[Opening Data supplied section]

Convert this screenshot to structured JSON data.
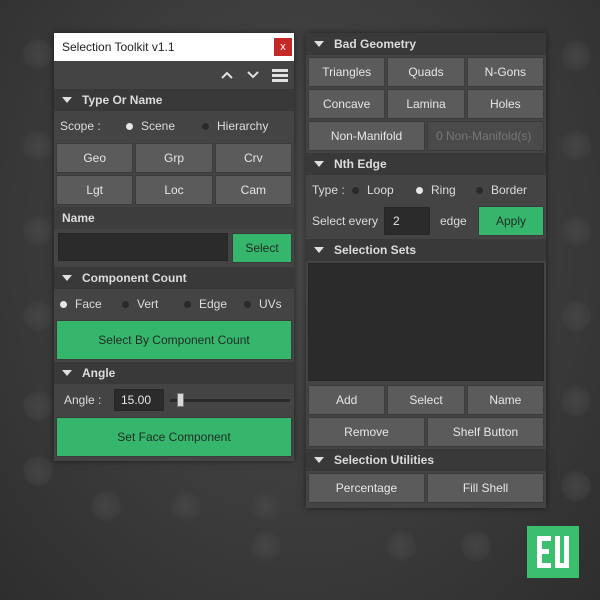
{
  "left_window": {
    "title": "Selection Toolkit v1.1",
    "close_label": "x",
    "toolbar": {
      "up_icon": "chevron-up",
      "down_icon": "chevron-down",
      "menu_icon": "menu"
    },
    "type_or_name": {
      "header": "Type Or Name",
      "scope_label": "Scope :",
      "scope_options": [
        "Scene",
        "Hierarchy"
      ],
      "scope_selected": "Scene",
      "type_buttons": [
        "Geo",
        "Grp",
        "Crv",
        "Lgt",
        "Loc",
        "Cam"
      ],
      "name_label": "Name",
      "name_value": "",
      "select_label": "Select"
    },
    "component_count": {
      "header": "Component Count",
      "options": [
        "Face",
        "Vert",
        "Edge",
        "UVs"
      ],
      "selected": "Face",
      "button_label": "Select By Component Count"
    },
    "angle": {
      "header": "Angle",
      "label": "Angle :",
      "value": "15.00",
      "slider_level": 0.06,
      "button_label": "Set Face Component"
    }
  },
  "right_window": {
    "bad_geometry": {
      "header": "Bad Geometry",
      "buttons": [
        "Triangles",
        "Quads",
        "N-Gons",
        "Concave",
        "Lamina",
        "Holes"
      ],
      "non_manifold_label": "Non-Manifold",
      "non_manifold_count": "0 Non-Manifold(s)"
    },
    "nth_edge": {
      "header": "Nth Edge",
      "type_label": "Type :",
      "type_options": [
        "Loop",
        "Ring",
        "Border"
      ],
      "type_selected": "Ring",
      "select_every_label": "Select every",
      "every_value": "2",
      "edge_label": "edge",
      "apply_label": "Apply"
    },
    "selection_sets": {
      "header": "Selection Sets",
      "buttons_row1": [
        "Add",
        "Select",
        "Name"
      ],
      "buttons_row2": [
        "Remove",
        "Shelf Button"
      ]
    },
    "selection_utilities": {
      "header": "Selection Utilities",
      "buttons": [
        "Percentage",
        "Fill Shell"
      ]
    }
  },
  "colors": {
    "accent_green": "#36b66d",
    "close_red": "#c62828",
    "panel": "#444444"
  }
}
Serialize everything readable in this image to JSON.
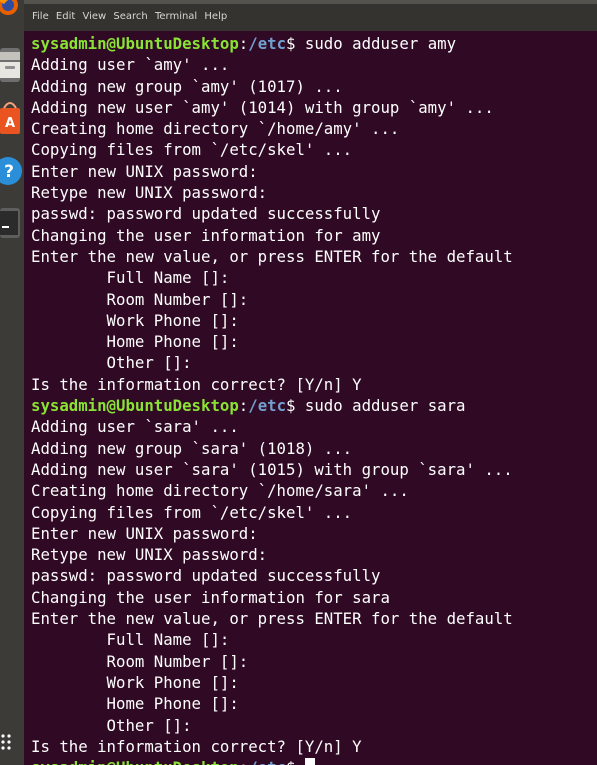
{
  "launcher": {
    "items": [
      {
        "name": "firefox-icon"
      },
      {
        "name": "files-icon"
      },
      {
        "name": "software-center-icon"
      },
      {
        "name": "help-icon"
      },
      {
        "name": "terminal-icon"
      },
      {
        "name": "apps-grid-icon"
      }
    ]
  },
  "menubar": {
    "items": [
      "File",
      "Edit",
      "View",
      "Search",
      "Terminal",
      "Help"
    ]
  },
  "prompt": {
    "user_host": "sysadmin@UbuntuDesktop",
    "colon": ":",
    "path": "/etc",
    "symbol": "$ "
  },
  "terminal": {
    "lines": [
      {
        "kind": "cmd",
        "text": "sudo adduser amy"
      },
      {
        "kind": "out",
        "text": "Adding user `amy' ..."
      },
      {
        "kind": "out",
        "text": "Adding new group `amy' (1017) ..."
      },
      {
        "kind": "out",
        "text": "Adding new user `amy' (1014) with group `amy' ..."
      },
      {
        "kind": "out",
        "text": "Creating home directory `/home/amy' ..."
      },
      {
        "kind": "out",
        "text": "Copying files from `/etc/skel' ..."
      },
      {
        "kind": "out",
        "text": "Enter new UNIX password:"
      },
      {
        "kind": "out",
        "text": "Retype new UNIX password:"
      },
      {
        "kind": "out",
        "text": "passwd: password updated successfully"
      },
      {
        "kind": "out",
        "text": "Changing the user information for amy"
      },
      {
        "kind": "out",
        "text": "Enter the new value, or press ENTER for the default"
      },
      {
        "kind": "out",
        "text": "        Full Name []:"
      },
      {
        "kind": "out",
        "text": "        Room Number []:"
      },
      {
        "kind": "out",
        "text": "        Work Phone []:"
      },
      {
        "kind": "out",
        "text": "        Home Phone []:"
      },
      {
        "kind": "out",
        "text": "        Other []:"
      },
      {
        "kind": "out",
        "text": "Is the information correct? [Y/n] Y"
      },
      {
        "kind": "cmd",
        "text": "sudo adduser sara"
      },
      {
        "kind": "out",
        "text": "Adding user `sara' ..."
      },
      {
        "kind": "out",
        "text": "Adding new group `sara' (1018) ..."
      },
      {
        "kind": "out",
        "text": "Adding new user `sara' (1015) with group `sara' ..."
      },
      {
        "kind": "out",
        "text": "Creating home directory `/home/sara' ..."
      },
      {
        "kind": "out",
        "text": "Copying files from `/etc/skel' ..."
      },
      {
        "kind": "out",
        "text": "Enter new UNIX password:"
      },
      {
        "kind": "out",
        "text": "Retype new UNIX password:"
      },
      {
        "kind": "out",
        "text": "passwd: password updated successfully"
      },
      {
        "kind": "out",
        "text": "Changing the user information for sara"
      },
      {
        "kind": "out",
        "text": "Enter the new value, or press ENTER for the default"
      },
      {
        "kind": "out",
        "text": "        Full Name []:"
      },
      {
        "kind": "out",
        "text": "        Room Number []:"
      },
      {
        "kind": "out",
        "text": "        Work Phone []:"
      },
      {
        "kind": "out",
        "text": "        Home Phone []:"
      },
      {
        "kind": "out",
        "text": "        Other []:"
      },
      {
        "kind": "out",
        "text": "Is the information correct? [Y/n] Y"
      },
      {
        "kind": "cmd",
        "text": "",
        "cursor": true
      }
    ]
  },
  "colors": {
    "terminal_bg": "#300a24",
    "prompt_user": "#8ae234",
    "prompt_path": "#729fcf",
    "text": "#ffffff"
  }
}
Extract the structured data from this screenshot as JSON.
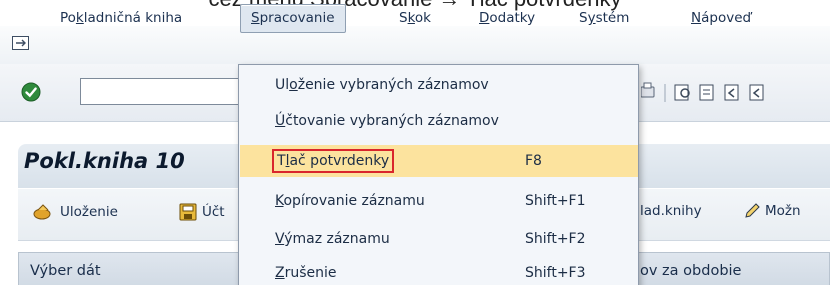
{
  "caption": "cez menu Spracovanie → Tlač potvrdenky",
  "menubar": {
    "items": [
      {
        "pre": "Po",
        "key": "k",
        "post": "ladničná kniha"
      },
      {
        "pre": "",
        "key": "S",
        "post": "pracovanie"
      },
      {
        "pre": "S",
        "key": "k",
        "post": "ok"
      },
      {
        "pre": "",
        "key": "D",
        "post": "odatky"
      },
      {
        "pre": "S",
        "key": "y",
        "post": "stém"
      },
      {
        "pre": "",
        "key": "N",
        "post": "ápoveď"
      }
    ]
  },
  "dropdown": {
    "items": [
      {
        "pre": "Ul",
        "key": "o",
        "post": "ženie vybraných záznamov",
        "shortcut": ""
      },
      {
        "pre": "",
        "key": "Ú",
        "post": "čtovanie vybraných záznamov",
        "shortcut": ""
      },
      {
        "pre": "T",
        "key": "l",
        "post": "ač potvrdenky",
        "shortcut": "F8"
      },
      {
        "pre": "",
        "key": "K",
        "post": "opírovanie záznamu",
        "shortcut": "Shift+F1"
      },
      {
        "pre": "",
        "key": "V",
        "post": "ýmaz záznamu",
        "shortcut": "Shift+F2"
      },
      {
        "pre": "",
        "key": "Z",
        "post": "rušenie",
        "shortcut": "Shift+F3"
      }
    ]
  },
  "page_title": "Pokl.kniha 10",
  "app_toolbar": {
    "save": "Uloženie",
    "post": "Účt",
    "journal": "lad.knihy",
    "options": "Možn"
  },
  "section": {
    "left": "Výber dát",
    "right": "ov za obdobie"
  },
  "colors": {
    "highlight": "#fce39e",
    "callout_border": "#d9262c",
    "text": "#1c3150"
  }
}
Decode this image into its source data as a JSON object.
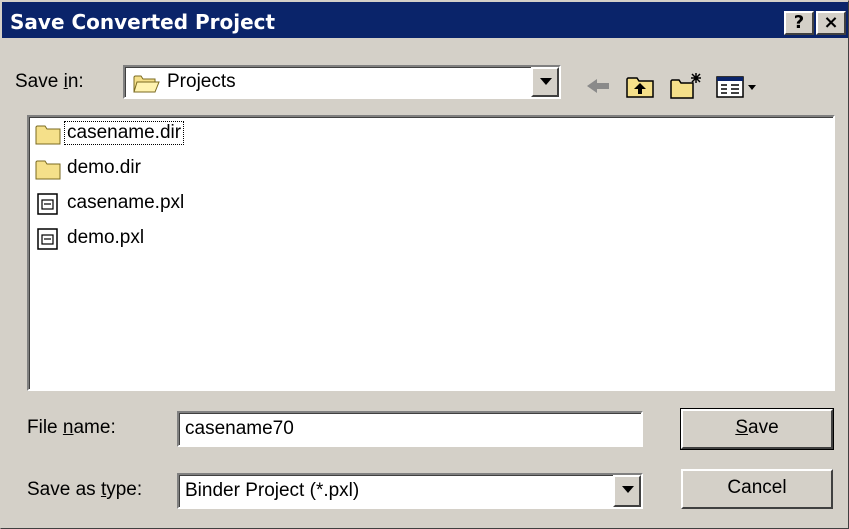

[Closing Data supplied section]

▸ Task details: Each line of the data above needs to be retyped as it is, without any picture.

▸ Response for this exercise:
Convert this screenshot to structured JSON data.
{
  "left_window": {
    "title": "Selection Toolkit v1.1",
    "close_label": "x",
    "toolbar": {
      "up_icon": "chevron-up",
      "down_icon": "chevron-down",
      "menu_icon": "menu"
    },
    "type_or_name": {
      "header": "Type Or Name",
      "scope_label": "Scope :",
      "scope_options": [
        "Scene",
        "Hierarchy"
      ],
      "scope_selected": "Scene",
      "type_buttons": [
        "Geo",
        "Grp",
        "Crv",
        "Lgt",
        "Loc",
        "Cam"
      ],
      "name_label": "Name",
      "name_value": "",
      "select_label": "Select"
    },
    "component_count": {
      "header": "Component Count",
      "options": [
        "Face",
        "Vert",
        "Edge",
        "UVs"
      ],
      "selected": "Face",
      "button_label": "Select By Component Count"
    },
    "angle": {
      "header": "Angle",
      "label": "Angle :",
      "value": "15.00",
      "slider_level": 0.06,
      "button_label": "Set Face Component"
    }
  },
  "right_window": {
    "bad_geometry": {
      "header": "Bad Geometry",
      "buttons": [
        "Triangles",
        "Quads",
        "N-Gons",
        "Concave",
        "Lamina",
        "Holes"
      ],
      "non_manifold_label": "Non-Manifold",
      "non_manifold_count": "0 Non-Manifold(s)"
    },
    "nth_edge": {
      "header": "Nth Edge",
      "type_label": "Type :",
      "type_options": [
        "Loop",
        "Ring",
        "Border"
      ],
      "type_selected": "Ring",
      "select_every_label": "Select every",
      "every_value": "2",
      "edge_label": "edge",
      "apply_label": "Apply"
    },
    "selection_sets": {
      "header": "Selection Sets",
      "buttons_row1": [
        "Add",
        "Select",
        "Name"
      ],
      "buttons_row2": [
        "Remove",
        "Shelf Button"
      ]
    },
    "selection_utilities": {
      "header": "Selection Utilities",
      "buttons": [
        "Percentage",
        "Fill Shell"
      ]
    }
  },
  "colors": {
    "accent_green": "#36b66d",
    "close_red": "#c62828",
    "panel": "#444444"
  }
}
Serialize everything readable in this image to JSON.
{
  "launcher": {
    "items": [
      {
        "name": "firefox-icon"
      },
      {
        "name": "files-icon"
      },
      {
        "name": "software-center-icon"
      },
      {
        "name": "help-icon"
      },
      {
        "name": "terminal-icon"
      },
      {
        "name": "apps-grid-icon"
      }
    ]
  },
  "menubar": {
    "items": [
      "File",
      "Edit",
      "View",
      "Search",
      "Terminal",
      "Help"
    ]
  },
  "prompt": {
    "user_host": "sysadmin@UbuntuDesktop",
    "colon": ":",
    "path": "/etc",
    "symbol": "$ "
  },
  "terminal": {
    "lines": [
      {
        "kind": "cmd",
        "text": "sudo adduser amy"
      },
      {
        "kind": "out",
        "text": "Adding user `amy' ..."
      },
      {
        "kind": "out",
        "text": "Adding new group `amy' (1017) ..."
      },
      {
        "kind": "out",
        "text": "Adding new user `amy' (1014) with group `amy' ..."
      },
      {
        "kind": "out",
        "text": "Creating home directory `/home/amy' ..."
      },
      {
        "kind": "out",
        "text": "Copying files from `/etc/skel' ..."
      },
      {
        "kind": "out",
        "text": "Enter new UNIX password:"
      },
      {
        "kind": "out",
        "text": "Retype new UNIX password:"
      },
      {
        "kind": "out",
        "text": "passwd: password updated successfully"
      },
      {
        "kind": "out",
        "text": "Changing the user information for amy"
      },
      {
        "kind": "out",
        "text": "Enter the new value, or press ENTER for the default"
      },
      {
        "kind": "out",
        "text": "        Full Name []:"
      },
      {
        "kind": "out",
        "text": "        Room Number []:"
      },
      {
        "kind": "out",
        "text": "        Work Phone []:"
      },
      {
        "kind": "out",
        "text": "        Home Phone []:"
      },
      {
        "kind": "out",
        "text": "        Other []:"
      },
      {
        "kind": "out",
        "text": "Is the information correct? [Y/n] Y"
      },
      {
        "kind": "cmd",
        "text": "sudo adduser sara"
      },
      {
        "kind": "out",
        "text": "Adding user `sara' ..."
      },
      {
        "kind": "out",
        "text": "Adding new group `sara' (1018) ..."
      },
      {
        "kind": "out",
        "text": "Adding new user `sara' (1015) with group `sara' ..."
      },
      {
        "kind": "out",
        "text": "Creating home directory `/home/sara' ..."
      },
      {
        "kind": "out",
        "text": "Copying files from `/etc/skel' ..."
      },
      {
        "kind": "out",
        "text": "Enter new UNIX password:"
      },
      {
        "kind": "out",
        "text": "Retype new UNIX password:"
      },
      {
        "kind": "out",
        "text": "passwd: password updated successfully"
      },
      {
        "kind": "out",
        "text": "Changing the user information for sara"
      },
      {
        "kind": "out",
        "text": "Enter the new value, or press ENTER for the default"
      },
      {
        "kind": "out",
        "text": "        Full Name []:"
      },
      {
        "kind": "out",
        "text": "        Room Number []:"
      },
      {
        "kind": "out",
        "text": "        Work Phone []:"
      },
      {
        "kind": "out",
        "text": "        Home Phone []:"
      },
      {
        "kind": "out",
        "text": "        Other []:"
      },
      {
        "kind": "out",
        "text": "Is the information correct? [Y/n] Y"
      },
      {
        "kind": "cmd",
        "text": "",
        "cursor": true
      }
    ]
  },
  "colors": {
    "terminal_bg": "#300a24",
    "prompt_user": "#8ae234",
    "prompt_path": "#729fcf",
    "text": "#ffffff"
  }
}
Extract the structured data from this screenshot as JSON.
{
  "caption": "cez menu Spracovanie → Tlač potvrdenky",
  "menubar": {
    "items": [
      {
        "pre": "Po",
        "key": "k",
        "post": "ladničná kniha"
      },
      {
        "pre": "",
        "key": "S",
        "post": "pracovanie"
      },
      {
        "pre": "S",
        "key": "k",
        "post": "ok"
      },
      {
        "pre": "",
        "key": "D",
        "post": "odatky"
      },
      {
        "pre": "S",
        "key": "y",
        "post": "stém"
      },
      {
        "pre": "",
        "key": "N",
        "post": "ápoveď"
      }
    ]
  },
  "dropdown": {
    "items": [
      {
        "pre": "Ul",
        "key": "o",
        "post": "ženie vybraných záznamov",
        "shortcut": ""
      },
      {
        "pre": "",
        "key": "Ú",
        "post": "čtovanie vybraných záznamov",
        "shortcut": ""
      },
      {
        "pre": "T",
        "key": "l",
        "post": "ač potvrdenky",
        "shortcut": "F8"
      },
      {
        "pre": "",
        "key": "K",
        "post": "opírovanie záznamu",
        "shortcut": "Shift+F1"
      },
      {
        "pre": "",
        "key": "V",
        "post": "ýmaz záznamu",
        "shortcut": "Shift+F2"
      },
      {
        "pre": "",
        "key": "Z",
        "post": "rušenie",
        "shortcut": "Shift+F3"
      }
    ]
  },
  "page_title": "Pokl.kniha 10",
  "app_toolbar": {
    "save": "Uloženie",
    "post": "Účt",
    "journal": "lad.knihy",
    "options": "Možn"
  },
  "section": {
    "left": "Výber dát",
    "right": "ov za obdobie"
  },
  "colors": {
    "highlight": "#fce39e",
    "callout_border": "#d9262c",
    "text": "#1c3150"
  }
}
Decode this image into its source data as a JSON object.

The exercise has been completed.